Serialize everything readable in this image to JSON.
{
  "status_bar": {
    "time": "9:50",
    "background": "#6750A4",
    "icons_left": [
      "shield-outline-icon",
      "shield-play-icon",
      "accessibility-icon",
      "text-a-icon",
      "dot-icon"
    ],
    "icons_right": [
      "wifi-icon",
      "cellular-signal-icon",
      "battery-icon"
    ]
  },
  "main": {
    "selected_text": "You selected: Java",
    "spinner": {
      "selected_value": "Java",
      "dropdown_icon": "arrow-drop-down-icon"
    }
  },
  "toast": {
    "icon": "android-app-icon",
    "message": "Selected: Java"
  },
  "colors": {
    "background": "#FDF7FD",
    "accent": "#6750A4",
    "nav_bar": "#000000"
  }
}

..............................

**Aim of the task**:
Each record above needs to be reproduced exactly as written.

**Task solution**:
Serialize everything readable in this image to JSON.
{
  "status_bar": {
    "time": "9:50",
    "background": "#6750A4",
    "icons_left": [
      "shield-outline-icon",
      "shield-play-icon",
      "accessibility-icon",
      "text-a-icon",
      "dot-icon"
    ],
    "icons_right": [
      "wifi-icon",
      "cellular-signal-icon",
      "battery-icon"
    ]
  },
  "main": {
    "selected_text": "You selected: Java",
    "spinner": {
      "selected_value": "Java",
      "dropdown_icon": "arrow-drop-down-icon"
    }
  },
  "toast": {
    "icon": "android-app-icon",
    "message": "Selected: Java"
  },
  "colors": {
    "background": "#FDF7FD",
    "accent": "#6750A4",
    "nav_bar": "#000000"
  }
}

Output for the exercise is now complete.